-- Opening Marker --
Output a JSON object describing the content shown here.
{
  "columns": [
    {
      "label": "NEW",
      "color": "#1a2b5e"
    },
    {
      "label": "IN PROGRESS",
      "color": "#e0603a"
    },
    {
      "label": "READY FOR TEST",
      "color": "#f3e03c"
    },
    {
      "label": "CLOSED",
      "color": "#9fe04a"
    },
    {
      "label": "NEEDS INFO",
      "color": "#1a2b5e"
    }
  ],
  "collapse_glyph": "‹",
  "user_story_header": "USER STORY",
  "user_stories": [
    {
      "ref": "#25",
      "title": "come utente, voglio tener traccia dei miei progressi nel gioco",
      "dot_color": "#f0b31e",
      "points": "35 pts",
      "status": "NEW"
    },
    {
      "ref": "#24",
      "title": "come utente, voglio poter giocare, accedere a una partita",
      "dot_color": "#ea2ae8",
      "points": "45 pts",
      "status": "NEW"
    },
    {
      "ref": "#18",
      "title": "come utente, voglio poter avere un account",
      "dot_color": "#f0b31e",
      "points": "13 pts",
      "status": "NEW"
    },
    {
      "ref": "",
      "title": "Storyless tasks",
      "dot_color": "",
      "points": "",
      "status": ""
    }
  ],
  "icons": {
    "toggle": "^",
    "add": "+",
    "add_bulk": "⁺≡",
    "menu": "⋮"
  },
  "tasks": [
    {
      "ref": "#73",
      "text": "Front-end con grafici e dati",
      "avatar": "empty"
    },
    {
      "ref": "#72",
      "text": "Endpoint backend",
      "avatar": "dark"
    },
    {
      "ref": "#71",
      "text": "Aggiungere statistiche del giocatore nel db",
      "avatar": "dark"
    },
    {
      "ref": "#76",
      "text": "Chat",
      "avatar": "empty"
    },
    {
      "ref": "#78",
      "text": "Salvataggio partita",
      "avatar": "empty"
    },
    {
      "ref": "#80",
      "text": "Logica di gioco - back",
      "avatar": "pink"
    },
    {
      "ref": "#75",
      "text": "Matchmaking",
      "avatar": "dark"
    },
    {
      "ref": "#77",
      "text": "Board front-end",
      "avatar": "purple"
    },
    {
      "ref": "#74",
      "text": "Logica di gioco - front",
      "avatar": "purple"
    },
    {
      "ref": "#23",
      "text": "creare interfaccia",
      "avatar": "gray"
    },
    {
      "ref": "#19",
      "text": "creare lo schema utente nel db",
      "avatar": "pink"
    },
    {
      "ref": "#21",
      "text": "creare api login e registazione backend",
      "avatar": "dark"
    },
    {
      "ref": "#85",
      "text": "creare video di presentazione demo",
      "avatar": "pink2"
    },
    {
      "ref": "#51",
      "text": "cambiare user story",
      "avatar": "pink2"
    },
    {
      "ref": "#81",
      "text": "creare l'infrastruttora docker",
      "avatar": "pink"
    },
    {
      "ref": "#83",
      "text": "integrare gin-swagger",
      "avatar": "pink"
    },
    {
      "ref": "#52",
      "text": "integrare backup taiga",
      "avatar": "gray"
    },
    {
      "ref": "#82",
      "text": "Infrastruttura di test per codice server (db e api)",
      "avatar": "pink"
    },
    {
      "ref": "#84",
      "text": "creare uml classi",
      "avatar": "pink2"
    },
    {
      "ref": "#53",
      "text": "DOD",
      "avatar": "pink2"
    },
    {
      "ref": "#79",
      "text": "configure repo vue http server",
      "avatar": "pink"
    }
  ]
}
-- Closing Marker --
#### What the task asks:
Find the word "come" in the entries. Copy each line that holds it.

#### Exercise result:
      "title": "come utente, voglio tener traccia dei miei progressi nel gioco",
      "title": "come utente, voglio poter giocare, accedere a una partita",
      "title": "come utente, voglio poter avere un account",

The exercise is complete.